582px version of LocalityBrewing.jpg

Duality Belgian Single: Exceedingly fresh tasting, with a whole lot going on but all of it with a well-balanced touch. Highly approachable without being one bit boring. Every ingredient comes from the farm, including honey, with the exception of the yeast.

So there you have it. Six B.C. brewers making 10 beers that either meet The Tyee’s 100-Mile Beer Challenge or come damn close — with more surely to come. A toast to a truly local beer revolution!

What are the challenges and distinct rewards of making beer with truly sourced local ingredients? Read this companion piece to find out.  [Tyee]

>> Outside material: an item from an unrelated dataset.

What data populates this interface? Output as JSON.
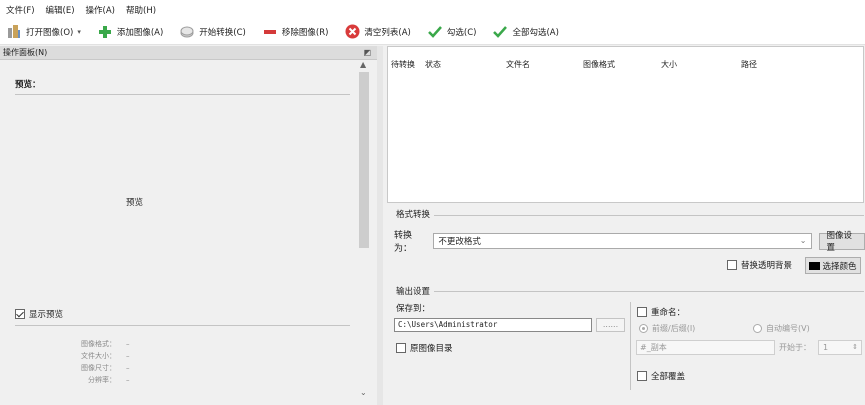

Read more: Food, Environment

Share this article

The Tyee is supported by readers like you

Join us and grow independent media in Canada

Facts matter. Get The Tyee's in-depth journalism delivered to your inbox for free

Tyee Commenting Guidelines

Do not:

  •  Use sexist, classist, racist or homophobic language
  • Libel or defame
  • Bully, threaten, name-call or troll
  • Troll patrol. Instead, downvote, or flag suspect activity
  • Attempt to guess other commenters’ real-life identities

Do:

  • Verify facts, debunk rumours
  • Add context and background
  • Spot typos and logical fallacies
  • Highlight reporting blind spots
  • Ignore trolls and flag violations
  • Treat all with respect and curiosity
  • Stay on topic
  • Connect with each other

LATEST STORIES

The Barometer

Tyee Poll: Are You Preparing for the Next Climate Disaster?

Take this week's poll